___ Input data

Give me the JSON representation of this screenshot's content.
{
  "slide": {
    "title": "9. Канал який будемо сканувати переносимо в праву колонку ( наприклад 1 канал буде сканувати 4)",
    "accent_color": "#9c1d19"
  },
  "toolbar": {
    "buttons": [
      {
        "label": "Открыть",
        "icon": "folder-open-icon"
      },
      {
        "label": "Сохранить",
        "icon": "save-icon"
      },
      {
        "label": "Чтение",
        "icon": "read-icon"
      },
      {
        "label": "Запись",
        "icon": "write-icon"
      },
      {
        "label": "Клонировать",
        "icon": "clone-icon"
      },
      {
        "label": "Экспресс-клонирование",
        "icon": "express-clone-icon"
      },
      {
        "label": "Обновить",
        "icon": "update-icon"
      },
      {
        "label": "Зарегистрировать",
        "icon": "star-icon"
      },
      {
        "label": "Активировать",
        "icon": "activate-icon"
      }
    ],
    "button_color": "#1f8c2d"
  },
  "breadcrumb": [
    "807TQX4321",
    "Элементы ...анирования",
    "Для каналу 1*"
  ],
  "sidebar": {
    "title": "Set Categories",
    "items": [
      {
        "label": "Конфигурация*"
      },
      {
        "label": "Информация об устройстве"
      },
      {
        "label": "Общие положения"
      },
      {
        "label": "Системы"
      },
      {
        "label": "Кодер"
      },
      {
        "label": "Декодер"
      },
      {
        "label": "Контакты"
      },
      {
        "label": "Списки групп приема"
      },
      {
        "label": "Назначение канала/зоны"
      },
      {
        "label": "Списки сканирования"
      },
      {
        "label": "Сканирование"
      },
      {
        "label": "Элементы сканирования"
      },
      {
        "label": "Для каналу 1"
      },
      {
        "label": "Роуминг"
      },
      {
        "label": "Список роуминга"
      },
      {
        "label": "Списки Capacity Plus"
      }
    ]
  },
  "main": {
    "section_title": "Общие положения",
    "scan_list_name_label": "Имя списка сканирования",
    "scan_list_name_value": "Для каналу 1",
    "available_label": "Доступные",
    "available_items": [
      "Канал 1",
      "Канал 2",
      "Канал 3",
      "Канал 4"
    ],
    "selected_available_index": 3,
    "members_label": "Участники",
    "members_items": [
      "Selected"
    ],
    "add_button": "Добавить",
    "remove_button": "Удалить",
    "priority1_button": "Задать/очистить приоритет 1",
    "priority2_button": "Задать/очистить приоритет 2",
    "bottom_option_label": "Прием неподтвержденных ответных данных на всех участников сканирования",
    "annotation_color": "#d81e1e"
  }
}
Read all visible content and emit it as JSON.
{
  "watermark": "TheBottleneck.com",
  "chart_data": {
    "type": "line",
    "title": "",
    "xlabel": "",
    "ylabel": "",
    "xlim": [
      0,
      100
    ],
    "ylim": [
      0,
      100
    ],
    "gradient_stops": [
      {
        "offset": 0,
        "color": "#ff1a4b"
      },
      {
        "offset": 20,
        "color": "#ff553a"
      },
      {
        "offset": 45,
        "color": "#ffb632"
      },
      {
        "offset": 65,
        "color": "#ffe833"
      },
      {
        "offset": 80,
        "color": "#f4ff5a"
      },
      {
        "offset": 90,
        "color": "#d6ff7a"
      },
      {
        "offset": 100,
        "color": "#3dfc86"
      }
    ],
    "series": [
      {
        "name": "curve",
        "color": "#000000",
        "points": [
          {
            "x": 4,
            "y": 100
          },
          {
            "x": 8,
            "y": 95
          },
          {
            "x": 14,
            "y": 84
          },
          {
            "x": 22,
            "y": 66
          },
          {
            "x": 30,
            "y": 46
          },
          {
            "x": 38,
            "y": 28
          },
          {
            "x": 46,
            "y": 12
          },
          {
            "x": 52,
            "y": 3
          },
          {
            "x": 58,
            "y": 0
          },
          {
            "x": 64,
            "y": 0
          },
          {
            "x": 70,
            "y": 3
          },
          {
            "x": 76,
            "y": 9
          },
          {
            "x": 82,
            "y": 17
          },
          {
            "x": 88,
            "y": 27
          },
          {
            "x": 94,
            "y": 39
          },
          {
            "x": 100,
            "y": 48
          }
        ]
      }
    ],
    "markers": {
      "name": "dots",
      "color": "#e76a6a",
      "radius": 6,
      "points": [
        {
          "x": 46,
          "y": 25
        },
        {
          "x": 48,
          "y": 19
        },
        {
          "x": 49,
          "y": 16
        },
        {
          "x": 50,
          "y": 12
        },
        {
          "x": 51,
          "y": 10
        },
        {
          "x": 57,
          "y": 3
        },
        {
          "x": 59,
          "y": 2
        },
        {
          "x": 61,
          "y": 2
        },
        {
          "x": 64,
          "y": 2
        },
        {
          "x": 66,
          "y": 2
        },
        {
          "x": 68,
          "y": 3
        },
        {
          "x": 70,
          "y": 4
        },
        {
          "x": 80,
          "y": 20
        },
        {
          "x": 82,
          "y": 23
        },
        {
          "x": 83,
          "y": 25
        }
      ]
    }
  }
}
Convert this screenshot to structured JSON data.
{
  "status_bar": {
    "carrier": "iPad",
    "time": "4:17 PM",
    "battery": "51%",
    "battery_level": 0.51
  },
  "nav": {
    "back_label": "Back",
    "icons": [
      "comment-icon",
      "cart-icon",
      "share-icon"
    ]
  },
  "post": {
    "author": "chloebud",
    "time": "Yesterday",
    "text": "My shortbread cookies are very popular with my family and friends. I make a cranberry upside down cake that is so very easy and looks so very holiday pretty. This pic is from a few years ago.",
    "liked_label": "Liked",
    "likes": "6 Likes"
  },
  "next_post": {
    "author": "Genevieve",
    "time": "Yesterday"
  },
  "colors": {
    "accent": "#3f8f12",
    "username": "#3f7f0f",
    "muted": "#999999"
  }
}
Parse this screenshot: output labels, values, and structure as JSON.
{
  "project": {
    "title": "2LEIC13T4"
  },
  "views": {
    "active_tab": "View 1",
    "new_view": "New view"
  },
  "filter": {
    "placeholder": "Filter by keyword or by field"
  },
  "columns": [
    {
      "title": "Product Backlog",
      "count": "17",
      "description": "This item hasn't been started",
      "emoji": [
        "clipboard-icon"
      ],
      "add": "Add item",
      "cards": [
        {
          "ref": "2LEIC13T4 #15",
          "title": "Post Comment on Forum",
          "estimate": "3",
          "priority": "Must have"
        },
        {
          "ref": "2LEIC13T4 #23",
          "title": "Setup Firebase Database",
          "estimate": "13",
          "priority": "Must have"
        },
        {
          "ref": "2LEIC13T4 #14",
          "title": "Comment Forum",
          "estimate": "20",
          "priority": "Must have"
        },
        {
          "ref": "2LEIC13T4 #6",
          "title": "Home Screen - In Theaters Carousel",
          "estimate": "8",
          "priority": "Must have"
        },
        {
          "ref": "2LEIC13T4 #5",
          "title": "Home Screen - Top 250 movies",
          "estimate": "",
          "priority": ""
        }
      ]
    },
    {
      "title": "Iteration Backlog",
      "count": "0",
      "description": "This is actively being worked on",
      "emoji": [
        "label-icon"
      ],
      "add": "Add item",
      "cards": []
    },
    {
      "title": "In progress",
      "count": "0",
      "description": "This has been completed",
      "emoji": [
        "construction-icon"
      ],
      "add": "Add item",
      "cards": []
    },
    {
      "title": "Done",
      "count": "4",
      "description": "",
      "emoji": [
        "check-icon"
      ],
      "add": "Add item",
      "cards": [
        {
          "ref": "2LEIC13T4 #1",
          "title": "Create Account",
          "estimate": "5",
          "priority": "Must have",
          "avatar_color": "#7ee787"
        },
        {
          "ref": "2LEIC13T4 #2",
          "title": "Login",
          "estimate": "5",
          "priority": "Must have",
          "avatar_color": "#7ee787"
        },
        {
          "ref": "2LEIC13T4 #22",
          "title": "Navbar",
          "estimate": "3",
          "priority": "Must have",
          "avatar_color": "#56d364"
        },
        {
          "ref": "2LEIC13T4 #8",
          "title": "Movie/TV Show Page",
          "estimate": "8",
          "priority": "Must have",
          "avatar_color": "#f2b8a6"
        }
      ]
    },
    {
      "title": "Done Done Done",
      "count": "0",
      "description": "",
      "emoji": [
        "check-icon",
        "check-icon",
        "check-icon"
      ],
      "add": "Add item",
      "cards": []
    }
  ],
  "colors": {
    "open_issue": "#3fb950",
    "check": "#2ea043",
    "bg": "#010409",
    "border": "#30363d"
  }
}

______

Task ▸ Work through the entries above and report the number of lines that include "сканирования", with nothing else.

Result of this exercise ▸ 4